Lockheed Frigate Design to Use Proven Systems to Increase Affordability
Lockheed Martin plans to use proven components from existing ships when it sets out to compete for the Navy's upcoming frigate program. Doing so will make its offering more affordable, a company executive said March 15.
The frigate will be a follow-on vessel to the service’s littoral combat ship, which currently exists in two variants — the Freedom-class manufactured by Lockheed and the Independence-class built by Austal USA.
In a December memorandum Secretary of Defense Ashton Carter directed the Navy to reduce its combined procurement of littoral combat ships — and the more heavily-armed frigates to follow — from 52 to 40. The memo also called for a downselect to one variant of the vessel in fiscal year 2019. These changes were reflected in the president’s fiscal year 2017 budget request in February.
“We anticipate as we look forward, affordability is going to be a key requirement for this [the frigate] program,” said Neil King, capture executive for the fiscal year 2017/2018 littoral combat ships and frigate opportunity. King did not wish to comment directly on the downselect and future acquisition plans of the program, noting that would be “premature.”
“Right now we’re trying to understand the Navy’s schedule as it is today,” he said during a briefing at Lockheed’s 2016 Media Day. “We’re working through that acquisition strategy. It hasn’t been approved yet. Once that’s been approved we’ll get some additional insights into the associated schedule.”
For now the company is looking at perfecting its offering by focusing on ways in which it can reduce costs. As the Navy prepares to transition to the frigate, there is a focus on affordability, he said.
“There’s a fair amount of commonality – commonality with the LCS program and also commonality with the DDG-51,” he said.
From LCS, the frigate will derive longbow hellfire surface-to-surface missiles; the 57 mm Mk 110 gun; two 30 mm guns; the MQ-8 FireScout unmanned aerial system for reconnaissance and precision targeting; a variable depth sonar as part of its anti-submarine warfare package; and an upgraded 3D air search radar (TRS-4D). “We took advantage of a radar development program to integrate an active electronically scanned array into LCS, and this is going to be baselined on LCS 17 and going forward,” King said.
From the DDG-51 destroyer, the frigate design will utilize over-the-horizon surface-to-surface missiles and Nulka decoys, which are Australian designed and developed active missile decoys. The company is also adding an enhanced electronic warfare capability, derived from the destroyer platform. “This is an area that we’re focused on trying to leverage the Block 2 program from the DDG-51 and having a smaller version — they call it SEWIP [Surface Electronic Warfare Improvement Program] Lite — that provides a lot of flexibility and increased performance in the electronic warfare area.”
The frigate will also use systems common to both ships. It will have an Aegis-based combat management system (COMBATSS-21); SeaRAM air defense missiles; MH-60 helicopter with hellfire missiles and torpedoes; and multi-function towed array, SQQ-89 sonar processing and torpedo countermeasures as part of the vessel’s anti-submarine warfare package.
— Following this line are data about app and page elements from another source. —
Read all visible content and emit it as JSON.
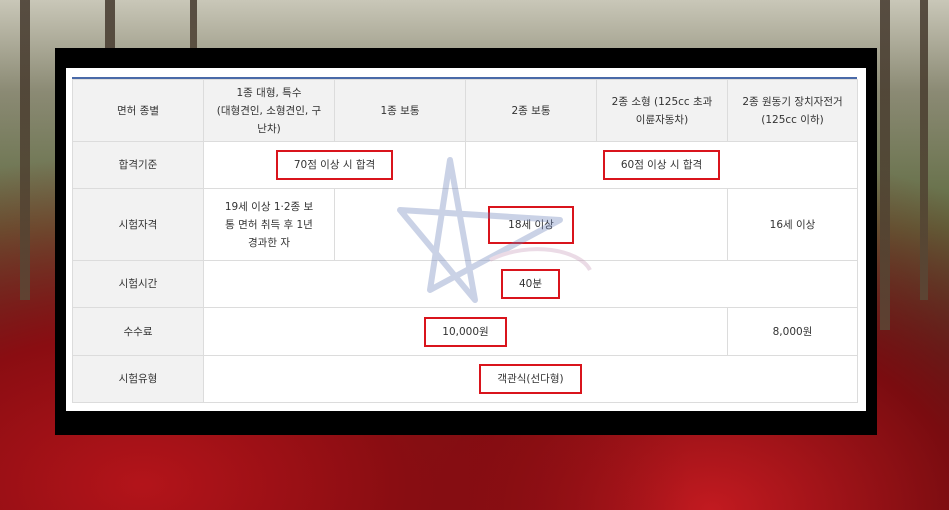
{
  "table": {
    "headers": [
      "면허 종별",
      "1종 대형, 특수 (대형견인, 소형견인, 구난차)",
      "1종 보통",
      "2종 보통",
      "2종 소형 (125cc 초과 이륜자동차)",
      "2종 원동기 장치자전거 (125cc 이하)"
    ],
    "header_lines": {
      "c1": [
        "1종 대형, 특수",
        "(대형견인, 소형견인, 구",
        "난차)"
      ],
      "c4": [
        "2종 소형 (125cc 초과",
        "이륜자동차)"
      ],
      "c5": [
        "2종 원동기 장치자전거",
        "(125cc 이하)"
      ]
    },
    "rows": {
      "pass": {
        "label": "합격기준",
        "a": "70점 이상 시 합격",
        "b": "60점 이상 시 합격"
      },
      "qual": {
        "label": "시험자격",
        "a_lines": [
          "19세 이상 1·2종 보",
          "통 면허 취득 후 1년",
          "경과한 자"
        ],
        "b": "18세 이상",
        "c": "16세 이상"
      },
      "time": {
        "label": "시험시간",
        "a": "40분"
      },
      "fee": {
        "label": "수수료",
        "a": "10,000원",
        "b": "8,000원"
      },
      "type": {
        "label": "시험유형",
        "a": "객관식(선다형)"
      }
    }
  },
  "colors": {
    "highlight": "#d9141c",
    "header_bg": "#f2f2f2",
    "top_rule": "#4a6aa8"
  }
}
“As we look to our configuration for the frigate, it’s built upon the 118-meter design. We did increase the displacement just with this additional capability,” King said. “This ship had a lot of flexibility with the 180 metric tons [of additional space] so we’re taking advantage of that. We’re also taking advantage of [removing] certain systems that are no longer applicable,” he noted.
Older versions of the LCS had an overhead crane system for launch and recovery activities. “Going forward we don’t think that’s available so we’ll take that system off,” he said. “That will give us some additional weight and margins that we can apply to these capabilities that we’re going to be adding.”
In addition to commonality, the company believes that block buys will provide an opportunity for significant cost savings moving forward.
Ships 5 through 24 in the LCS program are being procured under a pair of 10-ship block buy contracts that were awarded to the two LCS builders in December 2010. “That block buy allowed us to establish a shipbuilding plan that spanned multiple years,” King said. The block buy enabled the company to maintain a workforce, achieve significant price reductions both from a material and labor standpoint and cut the average ship cost across the block buy to approximately $360 million, which is significantly below the $480 million fiscal year 2010 cost cap, he said.
King advocated this type of strategy for future procurement of LCS and frigate platforms. “We’re looking forward to having a similar type of approach from an acquisition in which we can leverage multi-years of procurement of these ships to maintain and keep the costs at a very affordable price to the U.S. Navy.”